    Have faith in commonplace anarchy and utter indifference to authority, Tom! In the end, the legislators will answer to us all as we 'accidentally' step on their daffodils.

  9. Sorry, I meant 'f**king daffodils.'

  10. She didn't turn up because you don't stop complaing about everything! I do agree with you though..... & I have been told frequently that I moan all the time also!! xxx

  11. That's a nice thing to say, Mise. Actually, they were half way through treatment at various sex-change clinics, so had valid excuses, bless 'em.

    I'm with you on that one Sarah. There are many rumours about impending P.C. legislation involving immigration, sex equality, etc. etc. and they are not all directed at grumpy old men. Some of them are directly targeted at people like Tracey above, and she passes them on to us old gits direct.

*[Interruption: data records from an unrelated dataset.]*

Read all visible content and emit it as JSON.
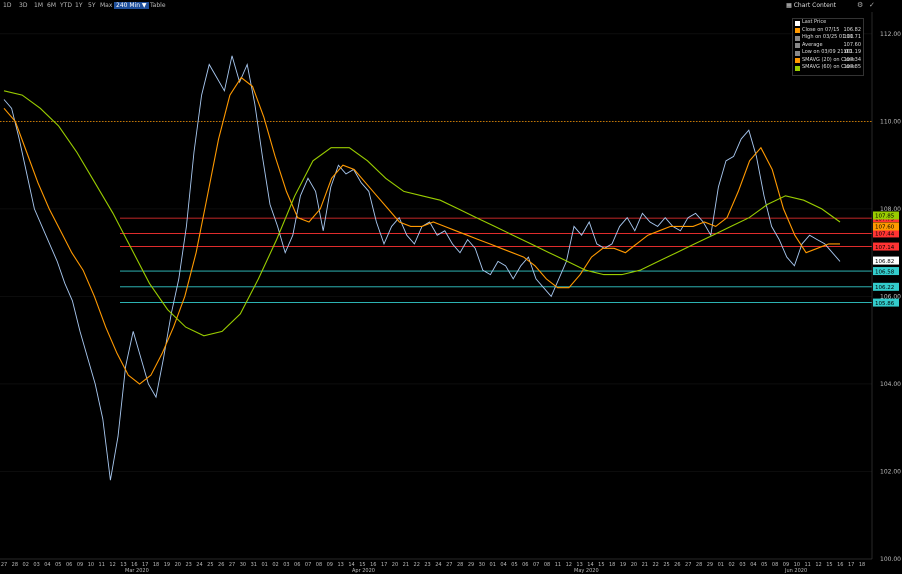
{
  "toolbar": {
    "timeframes": [
      "1D",
      "3D",
      "1M",
      "6M",
      "YTD",
      "1Y",
      "5Y",
      "Max",
      "240 Min ▼",
      "Table"
    ],
    "active": "240 Min ▼",
    "chart_content": "Chart Content"
  },
  "legend": [
    {
      "name": "Last Price",
      "value": "",
      "color": "#ffffff"
    },
    {
      "name": "Close on 07/15",
      "value": "106.82",
      "color": "#ff9900"
    },
    {
      "name": "High on 03/25 01:00",
      "value": "111.71",
      "color": "#888888"
    },
    {
      "name": "Average",
      "value": "107.60",
      "color": "#888888"
    },
    {
      "name": "Low on 03/09 21:00",
      "value": "101.19",
      "color": "#888888"
    },
    {
      "name": "SMAVG (20) on Close",
      "value": "107.34",
      "color": "#ff9900"
    },
    {
      "name": "SMAVG (60) on Close",
      "value": "107.85",
      "color": "#99cc00"
    }
  ],
  "chart_data": {
    "type": "line",
    "ylim": [
      100,
      112.5
    ],
    "yticks": [
      100,
      102,
      104,
      106,
      108,
      110,
      112
    ],
    "ytick_labels": [
      "100.00",
      "102.00",
      "104.00",
      "106.00",
      "108.00",
      "110.00",
      "112.00"
    ],
    "day_labels": [
      "27",
      "28",
      "02",
      "03",
      "04",
      "05",
      "06",
      "09",
      "10",
      "11",
      "12",
      "13",
      "16",
      "17",
      "18",
      "19",
      "20",
      "23",
      "24",
      "25",
      "26",
      "27",
      "30",
      "31",
      "01",
      "02",
      "03",
      "06",
      "07",
      "08",
      "09",
      "13",
      "14",
      "15",
      "16",
      "17",
      "20",
      "21",
      "22",
      "23",
      "24",
      "27",
      "28",
      "29",
      "30",
      "01",
      "04",
      "05",
      "06",
      "07",
      "08",
      "11",
      "12",
      "13",
      "14",
      "15",
      "18",
      "19",
      "20",
      "21",
      "22",
      "25",
      "26",
      "27",
      "28",
      "29",
      "01",
      "02",
      "03",
      "04",
      "05",
      "08",
      "09",
      "10",
      "11",
      "12",
      "15",
      "16",
      "17",
      "18"
    ],
    "month_labels": [
      "Mar 2020",
      "Apr 2020",
      "May 2020",
      "Jun 2020"
    ],
    "series": [
      {
        "name": "Last Price",
        "color": "#a8c8f0",
        "values": [
          110.5,
          110.3,
          109.6,
          108.8,
          108.0,
          107.6,
          107.2,
          106.8,
          106.3,
          105.9,
          105.2,
          104.6,
          104.0,
          103.2,
          101.8,
          102.8,
          104.4,
          105.2,
          104.6,
          104.0,
          103.7,
          104.6,
          105.6,
          106.4,
          107.6,
          109.3,
          110.6,
          111.3,
          111.0,
          110.7,
          111.5,
          110.9,
          111.3,
          110.4,
          109.2,
          108.1,
          107.6,
          107.0,
          107.4,
          108.3,
          108.7,
          108.4,
          107.5,
          108.5,
          109.0,
          108.8,
          108.9,
          108.6,
          108.4,
          107.7,
          107.2,
          107.6,
          107.8,
          107.4,
          107.2,
          107.6,
          107.7,
          107.4,
          107.5,
          107.2,
          107.0,
          107.3,
          107.1,
          106.6,
          106.5,
          106.8,
          106.7,
          106.4,
          106.7,
          106.9,
          106.4,
          106.2,
          106.0,
          106.4,
          106.8,
          107.6,
          107.4,
          107.7,
          107.2,
          107.1,
          107.2,
          107.6,
          107.8,
          107.5,
          107.9,
          107.7,
          107.6,
          107.8,
          107.6,
          107.5,
          107.8,
          107.9,
          107.7,
          107.4,
          108.5,
          109.1,
          109.2,
          109.6,
          109.8,
          109.2,
          108.3,
          107.6,
          107.3,
          106.9,
          106.7,
          107.2,
          107.4,
          107.3,
          107.2,
          107.0,
          106.8
        ]
      },
      {
        "name": "SMAVG (20) on Close",
        "color": "#ff9900",
        "values": [
          110.3,
          110.0,
          109.3,
          108.6,
          108.0,
          107.5,
          107.0,
          106.6,
          106.0,
          105.3,
          104.7,
          104.2,
          104.0,
          104.2,
          104.7,
          105.3,
          106.0,
          107.0,
          108.3,
          109.6,
          110.6,
          111.0,
          110.8,
          110.1,
          109.2,
          108.4,
          107.8,
          107.7,
          108.0,
          108.7,
          109.0,
          108.9,
          108.6,
          108.3,
          108.0,
          107.7,
          107.6,
          107.6,
          107.7,
          107.6,
          107.5,
          107.4,
          107.3,
          107.2,
          107.1,
          107.0,
          106.9,
          106.7,
          106.4,
          106.2,
          106.2,
          106.5,
          106.9,
          107.1,
          107.1,
          107.0,
          107.2,
          107.4,
          107.5,
          107.6,
          107.6,
          107.6,
          107.7,
          107.6,
          107.8,
          108.4,
          109.1,
          109.4,
          108.9,
          108.0,
          107.4,
          107.0,
          107.1,
          107.2,
          107.2
        ]
      },
      {
        "name": "SMAVG (60) on Close",
        "color": "#99cc00",
        "values": [
          110.7,
          110.6,
          110.3,
          109.9,
          109.3,
          108.6,
          107.9,
          107.1,
          106.3,
          105.7,
          105.3,
          105.1,
          105.2,
          105.6,
          106.4,
          107.3,
          108.3,
          109.1,
          109.4,
          109.4,
          109.1,
          108.7,
          108.4,
          108.3,
          108.2,
          108.0,
          107.8,
          107.6,
          107.4,
          107.2,
          107.0,
          106.8,
          106.6,
          106.5,
          106.5,
          106.6,
          106.8,
          107.0,
          107.2,
          107.4,
          107.6,
          107.8,
          108.1,
          108.3,
          108.2,
          108.0,
          107.7
        ]
      }
    ],
    "horizontal_lines": [
      {
        "value": 110.0,
        "color": "#ff9900",
        "style": "dotted",
        "label": "110.00"
      },
      {
        "value": 107.79,
        "color": "#ff3333",
        "label": "107.79"
      },
      {
        "value": 107.44,
        "color": "#ff3333",
        "label": "107.44"
      },
      {
        "value": 107.14,
        "color": "#ff3333",
        "label": "107.14"
      },
      {
        "value": 106.58,
        "color": "#33cccc",
        "label": "106.58"
      },
      {
        "value": 106.22,
        "color": "#33cccc",
        "label": "106.22"
      },
      {
        "value": 105.86,
        "color": "#33cccc",
        "label": "105.86"
      }
    ],
    "axis_labels": [
      {
        "value": 107.85,
        "color": "#99cc00",
        "label": "107.85"
      },
      {
        "value": 107.6,
        "color": "#ff9900",
        "label": "107.60"
      },
      {
        "value": 106.82,
        "color": "#ffffff",
        "label": "106.82"
      }
    ]
  }
}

  12. 'm not too keen on parks either Tom - I think this is something to do with growing up in the country where my grass, trees, flowers etc. were a bit less manicures and a bit more real.

  13. "I just love the way French do their roundabouts"

    the wrong way round

  14. My local council has just spent a bloody fortune on our local park - planting trees and erecting some of those expensive adventure playground / Marine Corps. drill punishment type climbing frames for the kiddies to break limbs on.
    Trouble is the area is mainly used by the local adolescent scum who insist on taking carrier bags of bottles to smash on any available square yard of newly laid path and delight in breaking all the new trees at the stem.
    Still, nice to see my council tax going to good use...

  15. The first roundabout in the world was created after the French Revolution, on the site where most of the Guillotinings took place, and still operates as one today - Place de Concorde, I think. They go in an anti-clockwise direction - very strange.